-- MATERIAL FOR THIS TASK follows --

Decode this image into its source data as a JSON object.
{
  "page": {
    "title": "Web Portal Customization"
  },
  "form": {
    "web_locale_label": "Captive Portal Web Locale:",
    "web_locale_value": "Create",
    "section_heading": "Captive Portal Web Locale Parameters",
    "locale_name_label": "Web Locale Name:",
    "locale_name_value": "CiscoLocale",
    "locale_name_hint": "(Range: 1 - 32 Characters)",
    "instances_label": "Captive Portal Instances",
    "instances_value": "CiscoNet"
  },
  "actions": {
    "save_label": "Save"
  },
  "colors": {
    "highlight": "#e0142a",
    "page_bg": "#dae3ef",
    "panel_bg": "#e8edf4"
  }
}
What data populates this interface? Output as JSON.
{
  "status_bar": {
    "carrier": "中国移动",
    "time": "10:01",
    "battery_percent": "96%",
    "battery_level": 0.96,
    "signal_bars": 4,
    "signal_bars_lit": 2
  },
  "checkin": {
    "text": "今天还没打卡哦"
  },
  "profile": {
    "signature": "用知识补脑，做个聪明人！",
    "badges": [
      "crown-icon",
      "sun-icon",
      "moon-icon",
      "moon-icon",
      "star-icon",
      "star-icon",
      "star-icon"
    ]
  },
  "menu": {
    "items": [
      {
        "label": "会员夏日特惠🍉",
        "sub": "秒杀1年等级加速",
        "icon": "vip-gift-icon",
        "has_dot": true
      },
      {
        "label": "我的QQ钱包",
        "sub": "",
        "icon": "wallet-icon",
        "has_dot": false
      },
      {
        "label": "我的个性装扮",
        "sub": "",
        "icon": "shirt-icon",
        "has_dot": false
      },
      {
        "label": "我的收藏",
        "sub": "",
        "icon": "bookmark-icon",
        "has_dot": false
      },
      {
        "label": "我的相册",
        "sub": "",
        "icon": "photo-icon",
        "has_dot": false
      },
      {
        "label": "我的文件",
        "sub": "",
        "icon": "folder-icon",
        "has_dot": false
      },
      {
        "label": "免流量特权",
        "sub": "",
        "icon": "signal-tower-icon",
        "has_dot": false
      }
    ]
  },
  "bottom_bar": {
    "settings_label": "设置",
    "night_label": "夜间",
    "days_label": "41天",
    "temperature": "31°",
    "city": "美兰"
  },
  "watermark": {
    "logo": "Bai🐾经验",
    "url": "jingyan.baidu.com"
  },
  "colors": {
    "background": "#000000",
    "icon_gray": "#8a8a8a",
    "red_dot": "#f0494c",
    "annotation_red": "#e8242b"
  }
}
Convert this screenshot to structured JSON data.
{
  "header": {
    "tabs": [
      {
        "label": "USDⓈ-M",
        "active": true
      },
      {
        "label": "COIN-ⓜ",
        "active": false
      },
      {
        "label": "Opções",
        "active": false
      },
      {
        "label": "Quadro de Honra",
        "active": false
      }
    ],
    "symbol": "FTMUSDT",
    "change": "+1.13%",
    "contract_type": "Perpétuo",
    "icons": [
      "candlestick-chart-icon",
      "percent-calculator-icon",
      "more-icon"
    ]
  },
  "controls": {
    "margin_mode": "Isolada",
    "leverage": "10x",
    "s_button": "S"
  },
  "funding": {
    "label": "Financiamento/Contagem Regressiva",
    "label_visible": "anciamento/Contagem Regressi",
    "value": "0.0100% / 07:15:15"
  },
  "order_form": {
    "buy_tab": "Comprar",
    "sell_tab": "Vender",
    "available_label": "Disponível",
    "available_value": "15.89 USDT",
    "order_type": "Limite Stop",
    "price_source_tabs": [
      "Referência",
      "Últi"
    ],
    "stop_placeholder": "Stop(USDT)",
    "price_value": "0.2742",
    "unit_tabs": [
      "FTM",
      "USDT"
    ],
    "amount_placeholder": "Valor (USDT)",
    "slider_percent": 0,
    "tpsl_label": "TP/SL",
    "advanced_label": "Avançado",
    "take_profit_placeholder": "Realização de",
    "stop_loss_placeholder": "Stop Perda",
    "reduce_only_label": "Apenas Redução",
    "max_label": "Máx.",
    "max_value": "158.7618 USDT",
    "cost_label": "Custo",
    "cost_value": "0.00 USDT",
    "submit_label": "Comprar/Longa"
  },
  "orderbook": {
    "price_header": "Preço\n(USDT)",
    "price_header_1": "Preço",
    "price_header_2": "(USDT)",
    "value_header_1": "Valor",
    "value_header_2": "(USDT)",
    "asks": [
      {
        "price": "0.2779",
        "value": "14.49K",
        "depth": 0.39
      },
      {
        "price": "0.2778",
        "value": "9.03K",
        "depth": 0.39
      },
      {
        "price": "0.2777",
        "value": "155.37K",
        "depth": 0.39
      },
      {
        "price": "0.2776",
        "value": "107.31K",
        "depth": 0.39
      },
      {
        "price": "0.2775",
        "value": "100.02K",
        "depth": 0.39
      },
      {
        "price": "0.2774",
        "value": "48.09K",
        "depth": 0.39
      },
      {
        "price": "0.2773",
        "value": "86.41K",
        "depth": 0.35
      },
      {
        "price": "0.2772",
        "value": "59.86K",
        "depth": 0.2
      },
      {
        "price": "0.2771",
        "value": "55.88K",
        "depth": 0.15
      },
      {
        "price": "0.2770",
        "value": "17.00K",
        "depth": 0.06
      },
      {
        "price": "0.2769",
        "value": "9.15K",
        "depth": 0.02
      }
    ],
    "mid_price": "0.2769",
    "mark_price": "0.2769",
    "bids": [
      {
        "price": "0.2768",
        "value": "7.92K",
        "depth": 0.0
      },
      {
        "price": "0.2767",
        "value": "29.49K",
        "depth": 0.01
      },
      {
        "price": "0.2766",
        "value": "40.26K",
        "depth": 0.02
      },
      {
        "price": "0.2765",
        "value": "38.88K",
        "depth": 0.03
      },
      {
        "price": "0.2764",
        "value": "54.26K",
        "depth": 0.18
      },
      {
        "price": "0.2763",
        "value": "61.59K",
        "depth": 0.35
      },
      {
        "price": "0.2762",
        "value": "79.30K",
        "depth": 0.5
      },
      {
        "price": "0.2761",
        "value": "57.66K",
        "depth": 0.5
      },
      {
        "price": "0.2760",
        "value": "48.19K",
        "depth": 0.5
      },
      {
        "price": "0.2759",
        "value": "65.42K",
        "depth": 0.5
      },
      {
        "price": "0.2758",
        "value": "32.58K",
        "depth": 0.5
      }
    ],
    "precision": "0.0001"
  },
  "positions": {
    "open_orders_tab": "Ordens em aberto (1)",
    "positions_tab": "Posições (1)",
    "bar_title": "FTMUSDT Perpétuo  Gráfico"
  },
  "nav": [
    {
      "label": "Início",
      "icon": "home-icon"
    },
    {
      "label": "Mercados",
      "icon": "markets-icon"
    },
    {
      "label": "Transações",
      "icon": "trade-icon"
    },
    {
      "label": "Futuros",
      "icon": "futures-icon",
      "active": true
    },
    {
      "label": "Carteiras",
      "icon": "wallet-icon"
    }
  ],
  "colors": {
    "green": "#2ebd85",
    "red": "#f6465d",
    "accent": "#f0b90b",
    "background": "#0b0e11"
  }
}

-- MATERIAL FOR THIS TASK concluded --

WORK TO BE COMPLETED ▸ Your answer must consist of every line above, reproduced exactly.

ANSWER AREA ▸
Decode this image into its source data as a JSON object.
{
  "page": {
    "title": "Web Portal Customization"
  },
  "form": {
    "web_locale_label": "Captive Portal Web Locale:",
    "web_locale_value": "Create",
    "section_heading": "Captive Portal Web Locale Parameters",
    "locale_name_label": "Web Locale Name:",
    "locale_name_value": "CiscoLocale",
    "locale_name_hint": "(Range: 1 - 32 Characters)",
    "instances_label": "Captive Portal Instances",
    "instances_value": "CiscoNet"
  },
  "actions": {
    "save_label": "Save"
  },
  "colors": {
    "highlight": "#e0142a",
    "page_bg": "#dae3ef",
    "panel_bg": "#e8edf4"
  }
}
What data populates this interface? Output as JSON.
{
  "status_bar": {
    "carrier": "中国移动",
    "time": "10:01",
    "battery_percent": "96%",
    "battery_level": 0.96,
    "signal_bars": 4,
    "signal_bars_lit": 2
  },
  "checkin": {
    "text": "今天还没打卡哦"
  },
  "profile": {
    "signature": "用知识补脑，做个聪明人！",
    "badges": [
      "crown-icon",
      "sun-icon",
      "moon-icon",
      "moon-icon",
      "star-icon",
      "star-icon",
      "star-icon"
    ]
  },
  "menu": {
    "items": [
      {
        "label": "会员夏日特惠🍉",
        "sub": "秒杀1年等级加速",
        "icon": "vip-gift-icon",
        "has_dot": true
      },
      {
        "label": "我的QQ钱包",
        "sub": "",
        "icon": "wallet-icon",
        "has_dot": false
      },
      {
        "label": "我的个性装扮",
        "sub": "",
        "icon": "shirt-icon",
        "has_dot": false
      },
      {
        "label": "我的收藏",
        "sub": "",
        "icon": "bookmark-icon",
        "has_dot": false
      },
      {
        "label": "我的相册",
        "sub": "",
        "icon": "photo-icon",
        "has_dot": false
      },
      {
        "label": "我的文件",
        "sub": "",
        "icon": "folder-icon",
        "has_dot": false
      },
      {
        "label": "免流量特权",
        "sub": "",
        "icon": "signal-tower-icon",
        "has_dot": false
      }
    ]
  },
  "bottom_bar": {
    "settings_label": "设置",
    "night_label": "夜间",
    "days_label": "41天",
    "temperature": "31°",
    "city": "美兰"
  },
  "watermark": {
    "logo": "Bai🐾经验",
    "url": "jingyan.baidu.com"
  },
  "colors": {
    "background": "#000000",
    "icon_gray": "#8a8a8a",
    "red_dot": "#f0494c",
    "annotation_red": "#e8242b"
  }
}
Convert this screenshot to structured JSON data.
{
  "header": {
    "tabs": [
      {
        "label": "USDⓈ-M",
        "active": true
      },
      {
        "label": "COIN-ⓜ",
        "active": false
      },
      {
        "label": "Opções",
        "active": false
      },
      {
        "label": "Quadro de Honra",
        "active": false
      }
    ],
    "symbol": "FTMUSDT",
    "change": "+1.13%",
    "contract_type": "Perpétuo",
    "icons": [
      "candlestick-chart-icon",
      "percent-calculator-icon",
      "more-icon"
    ]
  },
  "controls": {
    "margin_mode": "Isolada",
    "leverage": "10x",
    "s_button": "S"
  },
  "funding": {
    "label": "Financiamento/Contagem Regressiva",
    "label_visible": "anciamento/Contagem Regressi",
    "value": "0.0100% / 07:15:15"
  },
  "order_form": {
    "buy_tab": "Comprar",
    "sell_tab": "Vender",
    "available_label": "Disponível",
    "available_value": "15.89 USDT",
    "order_type": "Limite Stop",
    "price_source_tabs": [
      "Referência",
      "Últi"
    ],
    "stop_placeholder": "Stop(USDT)",
    "price_value": "0.2742",
    "unit_tabs": [
      "FTM",
      "USDT"
    ],
    "amount_placeholder": "Valor (USDT)",
    "slider_percent": 0,
    "tpsl_label": "TP/SL",
    "advanced_label": "Avançado",
    "take_profit_placeholder": "Realização de",
    "stop_loss_placeholder": "Stop Perda",
    "reduce_only_label": "Apenas Redução",
    "max_label": "Máx.",
    "max_value": "158.7618 USDT",
    "cost_label": "Custo",
    "cost_value": "0.00 USDT",
    "submit_label": "Comprar/Longa"
  },
  "orderbook": {
    "price_header": "Preço\n(USDT)",
    "price_header_1": "Preço",
    "price_header_2": "(USDT)",
    "value_header_1": "Valor",
    "value_header_2": "(USDT)",
    "asks": [
      {
        "price": "0.2779",
        "value": "14.49K",
        "depth": 0.39
      },
      {
        "price": "0.2778",
        "value": "9.03K",
        "depth": 0.39
      },
      {
        "price": "0.2777",
        "value": "155.37K",
        "depth": 0.39
      },
      {
        "price": "0.2776",
        "value": "107.31K",
        "depth": 0.39
      },
      {
        "price": "0.2775",
        "value": "100.02K",
        "depth": 0.39
      },
      {
        "price": "0.2774",
        "value": "48.09K",
        "depth": 0.39
      },
      {
        "price": "0.2773",
        "value": "86.41K",
        "depth": 0.35
      },
      {
        "price": "0.2772",
        "value": "59.86K",
        "depth": 0.2
      },
      {
        "price": "0.2771",
        "value": "55.88K",
        "depth": 0.15
      },
      {
        "price": "0.2770",
        "value": "17.00K",
        "depth": 0.06
      },
      {
        "price": "0.2769",
        "value": "9.15K",
        "depth": 0.02
      }
    ],
    "mid_price": "0.2769",
    "mark_price": "0.2769",
    "bids": [
      {
        "price": "0.2768",
        "value": "7.92K",
        "depth": 0.0
      },
      {
        "price": "0.2767",
        "value": "29.49K",
        "depth": 0.01
      },
      {
        "price": "0.2766",
        "value": "40.26K",
        "depth": 0.02
      },
      {
        "price": "0.2765",
        "value": "38.88K",
        "depth": 0.03
      },
      {
        "price": "0.2764",
        "value": "54.26K",
        "depth": 0.18
      },
      {
        "price": "0.2763",
        "value": "61.59K",
        "depth": 0.35
      },
      {
        "price": "0.2762",
        "value": "79.30K",
        "depth": 0.5
      },
      {
        "price": "0.2761",
        "value": "57.66K",
        "depth": 0.5
      },
      {
        "price": "0.2760",
        "value": "48.19K",
        "depth": 0.5
      },
      {
        "price": "0.2759",
        "value": "65.42K",
        "depth": 0.5
      },
      {
        "price": "0.2758",
        "value": "32.58K",
        "depth": 0.5
      }
    ],
    "precision": "0.0001"
  },
  "positions": {
    "open_orders_tab": "Ordens em aberto (1)",
    "positions_tab": "Posições (1)",
    "bar_title": "FTMUSDT Perpétuo  Gráfico"
  },
  "nav": [
    {
      "label": "Início",
      "icon": "home-icon"
    },
    {
      "label": "Mercados",
      "icon": "markets-icon"
    },
    {
      "label": "Transações",
      "icon": "trade-icon"
    },
    {
      "label": "Futuros",
      "icon": "futures-icon",
      "active": true
    },
    {
      "label": "Carteiras",
      "icon": "wallet-icon"
    }
  ],
  "colors": {
    "green": "#2ebd85",
    "red": "#f6465d",
    "accent": "#f0b90b",
    "background": "#0b0e11"
  }
}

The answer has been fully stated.